**Exercise instructions:**
In the entries below, find the string "icon" and return each line holding it.

[Data about app and page elements]
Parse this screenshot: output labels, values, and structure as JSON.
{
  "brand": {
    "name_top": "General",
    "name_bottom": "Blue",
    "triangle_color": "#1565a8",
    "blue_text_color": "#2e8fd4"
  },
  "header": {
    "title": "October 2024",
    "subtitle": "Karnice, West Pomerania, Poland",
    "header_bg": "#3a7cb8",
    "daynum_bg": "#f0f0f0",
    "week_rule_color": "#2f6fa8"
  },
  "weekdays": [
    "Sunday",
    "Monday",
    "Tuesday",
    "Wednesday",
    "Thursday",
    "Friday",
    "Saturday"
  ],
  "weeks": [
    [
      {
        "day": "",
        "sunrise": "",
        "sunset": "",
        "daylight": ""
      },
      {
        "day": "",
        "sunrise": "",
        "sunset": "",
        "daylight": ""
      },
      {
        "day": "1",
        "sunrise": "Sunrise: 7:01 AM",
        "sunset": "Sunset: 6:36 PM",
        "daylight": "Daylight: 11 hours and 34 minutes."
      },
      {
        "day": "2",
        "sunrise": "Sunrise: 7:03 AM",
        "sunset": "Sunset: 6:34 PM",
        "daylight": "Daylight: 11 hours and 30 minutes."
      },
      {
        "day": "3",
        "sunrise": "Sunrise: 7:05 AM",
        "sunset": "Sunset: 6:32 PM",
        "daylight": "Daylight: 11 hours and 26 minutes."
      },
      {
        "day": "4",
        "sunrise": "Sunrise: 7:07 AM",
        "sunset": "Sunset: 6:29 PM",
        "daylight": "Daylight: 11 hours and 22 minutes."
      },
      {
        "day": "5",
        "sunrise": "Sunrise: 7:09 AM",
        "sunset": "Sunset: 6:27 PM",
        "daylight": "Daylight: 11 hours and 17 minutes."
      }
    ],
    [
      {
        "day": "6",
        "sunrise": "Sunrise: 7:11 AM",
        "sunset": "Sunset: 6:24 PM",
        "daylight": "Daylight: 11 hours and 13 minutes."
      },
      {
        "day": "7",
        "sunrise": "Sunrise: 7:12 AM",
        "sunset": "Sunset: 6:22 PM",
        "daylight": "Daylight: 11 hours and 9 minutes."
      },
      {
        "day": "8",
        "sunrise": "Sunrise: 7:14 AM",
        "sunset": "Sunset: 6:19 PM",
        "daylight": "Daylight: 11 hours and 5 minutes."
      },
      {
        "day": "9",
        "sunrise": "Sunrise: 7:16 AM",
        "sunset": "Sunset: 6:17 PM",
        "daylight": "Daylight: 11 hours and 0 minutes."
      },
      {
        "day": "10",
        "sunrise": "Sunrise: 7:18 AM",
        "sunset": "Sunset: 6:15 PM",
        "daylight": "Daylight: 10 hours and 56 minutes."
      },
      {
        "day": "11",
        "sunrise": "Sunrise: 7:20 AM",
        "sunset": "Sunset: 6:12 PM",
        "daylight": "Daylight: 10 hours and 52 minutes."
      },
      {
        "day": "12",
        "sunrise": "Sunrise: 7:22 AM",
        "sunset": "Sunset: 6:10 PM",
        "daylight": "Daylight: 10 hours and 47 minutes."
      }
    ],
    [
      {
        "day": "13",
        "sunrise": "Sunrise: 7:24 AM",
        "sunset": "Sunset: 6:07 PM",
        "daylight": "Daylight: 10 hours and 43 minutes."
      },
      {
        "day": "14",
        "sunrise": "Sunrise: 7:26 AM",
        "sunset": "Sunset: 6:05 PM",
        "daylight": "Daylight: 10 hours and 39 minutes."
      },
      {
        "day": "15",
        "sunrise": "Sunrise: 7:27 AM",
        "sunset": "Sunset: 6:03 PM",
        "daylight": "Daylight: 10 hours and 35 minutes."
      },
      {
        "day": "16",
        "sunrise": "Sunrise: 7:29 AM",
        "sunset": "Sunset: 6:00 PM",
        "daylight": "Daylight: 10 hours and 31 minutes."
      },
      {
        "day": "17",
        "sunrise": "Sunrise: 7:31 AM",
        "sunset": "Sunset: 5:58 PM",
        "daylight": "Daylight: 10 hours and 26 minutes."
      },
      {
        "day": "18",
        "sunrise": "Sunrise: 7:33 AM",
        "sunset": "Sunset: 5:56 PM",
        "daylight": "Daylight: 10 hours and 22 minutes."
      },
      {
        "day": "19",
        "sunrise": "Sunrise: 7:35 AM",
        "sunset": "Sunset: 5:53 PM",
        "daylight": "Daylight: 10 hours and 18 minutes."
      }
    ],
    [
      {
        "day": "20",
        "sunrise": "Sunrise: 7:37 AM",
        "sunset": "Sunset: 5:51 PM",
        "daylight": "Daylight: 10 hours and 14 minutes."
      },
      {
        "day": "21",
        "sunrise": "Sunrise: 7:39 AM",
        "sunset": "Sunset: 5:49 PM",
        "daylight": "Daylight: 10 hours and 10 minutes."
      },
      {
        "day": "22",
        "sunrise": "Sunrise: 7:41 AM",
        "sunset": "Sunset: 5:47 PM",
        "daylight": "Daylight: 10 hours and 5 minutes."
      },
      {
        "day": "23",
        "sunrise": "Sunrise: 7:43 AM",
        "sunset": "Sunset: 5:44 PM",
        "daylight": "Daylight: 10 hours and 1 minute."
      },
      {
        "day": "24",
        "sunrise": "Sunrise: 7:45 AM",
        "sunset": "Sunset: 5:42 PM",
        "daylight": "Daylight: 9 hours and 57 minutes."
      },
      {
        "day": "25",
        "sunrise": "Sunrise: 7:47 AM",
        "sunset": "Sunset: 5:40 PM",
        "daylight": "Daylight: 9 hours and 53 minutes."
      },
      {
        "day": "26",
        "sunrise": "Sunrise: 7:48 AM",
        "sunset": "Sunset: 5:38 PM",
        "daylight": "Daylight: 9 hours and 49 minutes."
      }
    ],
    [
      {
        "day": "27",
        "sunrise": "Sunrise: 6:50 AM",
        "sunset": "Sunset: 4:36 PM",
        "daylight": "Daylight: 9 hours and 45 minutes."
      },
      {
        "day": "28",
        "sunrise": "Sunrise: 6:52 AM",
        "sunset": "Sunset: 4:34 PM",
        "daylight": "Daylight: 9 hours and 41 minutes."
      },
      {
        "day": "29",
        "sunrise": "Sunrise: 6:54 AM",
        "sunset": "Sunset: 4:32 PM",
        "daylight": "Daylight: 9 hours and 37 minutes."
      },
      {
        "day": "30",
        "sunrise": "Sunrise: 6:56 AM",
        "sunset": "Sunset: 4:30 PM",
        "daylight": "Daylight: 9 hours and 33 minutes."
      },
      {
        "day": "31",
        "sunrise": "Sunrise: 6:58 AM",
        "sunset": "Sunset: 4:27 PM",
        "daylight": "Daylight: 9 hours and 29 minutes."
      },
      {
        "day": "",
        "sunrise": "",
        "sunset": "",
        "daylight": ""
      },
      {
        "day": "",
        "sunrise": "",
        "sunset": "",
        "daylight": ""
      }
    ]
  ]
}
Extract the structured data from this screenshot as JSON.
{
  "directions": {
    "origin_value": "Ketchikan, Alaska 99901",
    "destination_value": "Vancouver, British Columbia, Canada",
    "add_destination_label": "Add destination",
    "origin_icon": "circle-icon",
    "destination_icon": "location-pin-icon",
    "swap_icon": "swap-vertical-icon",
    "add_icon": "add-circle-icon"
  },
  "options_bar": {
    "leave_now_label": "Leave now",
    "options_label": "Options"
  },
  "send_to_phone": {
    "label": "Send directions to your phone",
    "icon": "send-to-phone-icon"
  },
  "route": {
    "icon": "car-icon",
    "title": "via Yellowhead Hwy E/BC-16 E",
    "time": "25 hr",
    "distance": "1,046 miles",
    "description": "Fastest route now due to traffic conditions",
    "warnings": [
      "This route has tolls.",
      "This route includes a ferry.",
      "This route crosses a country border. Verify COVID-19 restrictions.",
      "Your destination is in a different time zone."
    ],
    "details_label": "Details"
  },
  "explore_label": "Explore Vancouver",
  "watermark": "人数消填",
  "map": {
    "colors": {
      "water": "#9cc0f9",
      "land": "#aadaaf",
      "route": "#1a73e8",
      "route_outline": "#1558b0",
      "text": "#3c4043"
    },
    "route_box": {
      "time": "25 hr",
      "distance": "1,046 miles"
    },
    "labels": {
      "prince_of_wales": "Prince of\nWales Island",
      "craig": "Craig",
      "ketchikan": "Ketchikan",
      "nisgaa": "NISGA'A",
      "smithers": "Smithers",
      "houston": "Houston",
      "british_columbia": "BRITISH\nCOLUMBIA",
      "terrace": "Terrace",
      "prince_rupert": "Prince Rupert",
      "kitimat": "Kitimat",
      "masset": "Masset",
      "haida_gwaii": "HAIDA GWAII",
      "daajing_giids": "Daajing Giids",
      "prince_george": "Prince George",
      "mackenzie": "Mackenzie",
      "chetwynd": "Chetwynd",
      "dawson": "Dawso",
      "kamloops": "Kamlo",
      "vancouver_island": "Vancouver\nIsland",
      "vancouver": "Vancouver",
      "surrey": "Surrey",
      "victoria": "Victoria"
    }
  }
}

**Task answer:**
    "origin_icon": "circle-icon",
    "destination_icon": "location-pin-icon",
    "swap_icon": "swap-vertical-icon",
    "add_icon": "add-circle-icon"
    "icon": "send-to-phone-icon"
    "icon": "car-icon",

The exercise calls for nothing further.